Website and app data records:
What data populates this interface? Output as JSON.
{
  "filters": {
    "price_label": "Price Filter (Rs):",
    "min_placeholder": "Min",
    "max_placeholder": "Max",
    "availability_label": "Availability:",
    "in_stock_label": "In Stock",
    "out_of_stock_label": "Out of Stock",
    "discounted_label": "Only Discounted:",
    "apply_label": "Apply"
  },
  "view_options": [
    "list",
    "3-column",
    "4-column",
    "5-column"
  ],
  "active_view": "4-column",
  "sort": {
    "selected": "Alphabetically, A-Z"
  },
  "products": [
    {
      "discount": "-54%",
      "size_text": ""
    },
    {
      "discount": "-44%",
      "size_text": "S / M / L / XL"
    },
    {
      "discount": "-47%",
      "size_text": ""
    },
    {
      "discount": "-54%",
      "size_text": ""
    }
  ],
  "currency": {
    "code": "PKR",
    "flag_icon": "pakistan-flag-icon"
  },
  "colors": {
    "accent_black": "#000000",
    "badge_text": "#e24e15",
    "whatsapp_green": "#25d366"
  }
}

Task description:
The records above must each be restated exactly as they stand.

Answer space:
What data populates this interface? Output as JSON.
{
  "filters": {
    "price_label": "Price Filter (Rs):",
    "min_placeholder": "Min",
    "max_placeholder": "Max",
    "availability_label": "Availability:",
    "in_stock_label": "In Stock",
    "out_of_stock_label": "Out of Stock",
    "discounted_label": "Only Discounted:",
    "apply_label": "Apply"
  },
  "view_options": [
    "list",
    "3-column",
    "4-column",
    "5-column"
  ],
  "active_view": "4-column",
  "sort": {
    "selected": "Alphabetically, A-Z"
  },
  "products": [
    {
      "discount": "-54%",
      "size_text": ""
    },
    {
      "discount": "-44%",
      "size_text": "S / M / L / XL"
    },
    {
      "discount": "-47%",
      "size_text": ""
    },
    {
      "discount": "-54%",
      "size_text": ""
    }
  ],
  "currency": {
    "code": "PKR",
    "flag_icon": "pakistan-flag-icon"
  },
  "colors": {
    "accent_black": "#000000",
    "badge_text": "#e24e15",
    "whatsapp_green": "#25d366"
  }
}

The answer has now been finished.